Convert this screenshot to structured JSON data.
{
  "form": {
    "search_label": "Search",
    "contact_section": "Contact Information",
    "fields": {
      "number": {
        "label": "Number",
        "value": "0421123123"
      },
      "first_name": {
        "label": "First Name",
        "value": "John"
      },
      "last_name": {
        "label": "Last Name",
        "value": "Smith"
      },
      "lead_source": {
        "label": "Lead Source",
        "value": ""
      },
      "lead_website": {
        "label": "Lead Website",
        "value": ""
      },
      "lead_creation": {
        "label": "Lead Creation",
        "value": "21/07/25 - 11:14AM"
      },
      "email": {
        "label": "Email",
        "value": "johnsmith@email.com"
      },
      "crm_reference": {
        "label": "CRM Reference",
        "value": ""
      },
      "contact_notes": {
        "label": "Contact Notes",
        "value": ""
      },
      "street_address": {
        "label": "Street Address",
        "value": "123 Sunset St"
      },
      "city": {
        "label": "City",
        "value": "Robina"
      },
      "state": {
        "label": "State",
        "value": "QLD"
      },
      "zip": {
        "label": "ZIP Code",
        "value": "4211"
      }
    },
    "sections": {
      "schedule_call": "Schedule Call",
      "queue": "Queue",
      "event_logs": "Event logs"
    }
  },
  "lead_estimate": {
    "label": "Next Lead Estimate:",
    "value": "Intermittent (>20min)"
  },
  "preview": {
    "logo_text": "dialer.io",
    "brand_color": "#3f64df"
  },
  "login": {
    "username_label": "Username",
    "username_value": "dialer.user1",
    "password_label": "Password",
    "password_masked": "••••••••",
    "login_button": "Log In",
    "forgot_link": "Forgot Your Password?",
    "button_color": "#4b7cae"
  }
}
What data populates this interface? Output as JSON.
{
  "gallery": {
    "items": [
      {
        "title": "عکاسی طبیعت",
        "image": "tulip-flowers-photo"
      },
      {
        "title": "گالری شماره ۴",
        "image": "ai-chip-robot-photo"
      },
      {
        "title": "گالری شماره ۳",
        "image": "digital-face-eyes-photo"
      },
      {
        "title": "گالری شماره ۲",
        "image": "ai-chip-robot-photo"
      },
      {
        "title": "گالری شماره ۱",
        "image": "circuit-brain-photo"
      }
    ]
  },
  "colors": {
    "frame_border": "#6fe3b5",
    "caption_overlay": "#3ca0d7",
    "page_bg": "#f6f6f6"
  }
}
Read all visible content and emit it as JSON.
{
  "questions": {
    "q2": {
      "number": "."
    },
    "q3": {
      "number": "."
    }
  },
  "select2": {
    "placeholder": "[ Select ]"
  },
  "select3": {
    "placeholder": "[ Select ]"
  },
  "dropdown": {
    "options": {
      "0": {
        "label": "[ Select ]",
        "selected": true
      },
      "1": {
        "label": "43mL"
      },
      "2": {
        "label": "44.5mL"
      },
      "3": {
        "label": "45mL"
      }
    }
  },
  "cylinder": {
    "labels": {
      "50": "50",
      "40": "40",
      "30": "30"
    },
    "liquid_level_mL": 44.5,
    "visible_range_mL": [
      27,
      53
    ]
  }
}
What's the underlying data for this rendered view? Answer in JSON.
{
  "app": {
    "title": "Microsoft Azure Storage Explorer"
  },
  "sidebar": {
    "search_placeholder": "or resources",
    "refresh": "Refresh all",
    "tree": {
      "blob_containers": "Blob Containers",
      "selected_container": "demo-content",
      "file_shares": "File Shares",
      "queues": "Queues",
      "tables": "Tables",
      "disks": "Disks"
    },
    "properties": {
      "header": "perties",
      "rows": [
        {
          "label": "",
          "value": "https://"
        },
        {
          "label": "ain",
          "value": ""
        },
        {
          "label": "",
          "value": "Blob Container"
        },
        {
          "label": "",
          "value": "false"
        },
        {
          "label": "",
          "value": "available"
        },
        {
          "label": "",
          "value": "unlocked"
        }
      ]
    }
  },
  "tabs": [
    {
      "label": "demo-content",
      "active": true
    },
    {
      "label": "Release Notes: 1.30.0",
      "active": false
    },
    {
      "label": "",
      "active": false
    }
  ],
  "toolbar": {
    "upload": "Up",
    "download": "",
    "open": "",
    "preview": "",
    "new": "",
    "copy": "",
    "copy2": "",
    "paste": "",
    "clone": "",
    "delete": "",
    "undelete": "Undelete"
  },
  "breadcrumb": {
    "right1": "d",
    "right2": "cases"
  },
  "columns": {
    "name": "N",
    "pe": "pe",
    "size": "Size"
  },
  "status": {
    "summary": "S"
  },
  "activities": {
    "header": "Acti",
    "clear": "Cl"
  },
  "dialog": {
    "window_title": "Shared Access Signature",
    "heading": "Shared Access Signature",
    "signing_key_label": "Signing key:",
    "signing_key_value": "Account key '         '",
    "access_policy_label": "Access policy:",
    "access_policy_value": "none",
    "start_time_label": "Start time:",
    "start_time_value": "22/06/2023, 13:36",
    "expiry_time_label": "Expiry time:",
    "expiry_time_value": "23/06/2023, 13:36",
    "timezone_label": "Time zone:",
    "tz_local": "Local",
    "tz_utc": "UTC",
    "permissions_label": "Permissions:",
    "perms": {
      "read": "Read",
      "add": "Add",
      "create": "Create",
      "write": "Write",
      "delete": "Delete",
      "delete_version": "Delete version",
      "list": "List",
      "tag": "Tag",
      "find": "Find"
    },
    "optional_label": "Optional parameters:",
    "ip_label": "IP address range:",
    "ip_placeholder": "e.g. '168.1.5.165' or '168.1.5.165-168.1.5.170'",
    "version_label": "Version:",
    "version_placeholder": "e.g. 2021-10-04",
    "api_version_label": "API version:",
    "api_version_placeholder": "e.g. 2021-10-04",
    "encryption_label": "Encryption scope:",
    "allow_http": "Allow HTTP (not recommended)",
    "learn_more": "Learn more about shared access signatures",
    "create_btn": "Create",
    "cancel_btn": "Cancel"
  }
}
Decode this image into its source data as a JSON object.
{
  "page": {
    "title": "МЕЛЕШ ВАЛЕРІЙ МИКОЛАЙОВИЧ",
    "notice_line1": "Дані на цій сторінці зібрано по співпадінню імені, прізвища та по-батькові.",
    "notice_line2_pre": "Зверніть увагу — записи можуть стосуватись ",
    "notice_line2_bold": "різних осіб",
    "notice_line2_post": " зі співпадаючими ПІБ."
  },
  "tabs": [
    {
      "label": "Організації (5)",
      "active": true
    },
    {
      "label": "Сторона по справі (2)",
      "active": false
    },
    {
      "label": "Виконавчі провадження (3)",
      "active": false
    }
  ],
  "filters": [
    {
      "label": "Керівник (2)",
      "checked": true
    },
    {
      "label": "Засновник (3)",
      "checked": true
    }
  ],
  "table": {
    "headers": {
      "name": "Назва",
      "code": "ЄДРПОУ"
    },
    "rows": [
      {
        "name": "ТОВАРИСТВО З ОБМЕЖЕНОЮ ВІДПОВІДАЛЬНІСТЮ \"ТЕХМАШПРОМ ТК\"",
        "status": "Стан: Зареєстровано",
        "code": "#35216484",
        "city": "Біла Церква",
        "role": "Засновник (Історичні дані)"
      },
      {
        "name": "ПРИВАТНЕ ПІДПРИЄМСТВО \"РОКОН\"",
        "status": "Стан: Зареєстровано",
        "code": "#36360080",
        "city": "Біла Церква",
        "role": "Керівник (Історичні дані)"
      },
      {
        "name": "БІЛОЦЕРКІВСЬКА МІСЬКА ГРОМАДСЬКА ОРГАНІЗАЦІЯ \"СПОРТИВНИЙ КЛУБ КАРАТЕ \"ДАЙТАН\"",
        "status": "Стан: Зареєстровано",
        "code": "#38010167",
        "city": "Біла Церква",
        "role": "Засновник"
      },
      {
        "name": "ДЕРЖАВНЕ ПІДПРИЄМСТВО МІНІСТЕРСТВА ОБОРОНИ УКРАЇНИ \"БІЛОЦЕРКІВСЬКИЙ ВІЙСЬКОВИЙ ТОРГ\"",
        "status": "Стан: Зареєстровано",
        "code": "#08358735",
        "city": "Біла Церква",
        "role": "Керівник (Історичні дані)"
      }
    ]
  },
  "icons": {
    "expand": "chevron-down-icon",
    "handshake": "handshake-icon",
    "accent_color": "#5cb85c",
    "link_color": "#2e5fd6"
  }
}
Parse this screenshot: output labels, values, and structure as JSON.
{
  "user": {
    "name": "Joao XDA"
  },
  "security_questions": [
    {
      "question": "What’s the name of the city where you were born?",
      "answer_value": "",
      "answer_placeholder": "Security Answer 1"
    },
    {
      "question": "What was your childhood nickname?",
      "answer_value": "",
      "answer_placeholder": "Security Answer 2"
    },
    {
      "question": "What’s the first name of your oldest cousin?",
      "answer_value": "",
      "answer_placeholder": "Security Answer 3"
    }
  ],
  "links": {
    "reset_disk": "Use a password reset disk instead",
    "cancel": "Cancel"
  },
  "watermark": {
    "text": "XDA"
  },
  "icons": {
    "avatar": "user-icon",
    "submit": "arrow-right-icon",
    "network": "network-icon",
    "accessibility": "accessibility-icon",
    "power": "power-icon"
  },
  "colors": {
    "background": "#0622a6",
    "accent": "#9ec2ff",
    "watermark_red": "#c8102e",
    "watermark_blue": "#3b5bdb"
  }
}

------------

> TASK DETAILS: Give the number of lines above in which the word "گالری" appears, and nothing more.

> EXERCISE SOLUTION: 4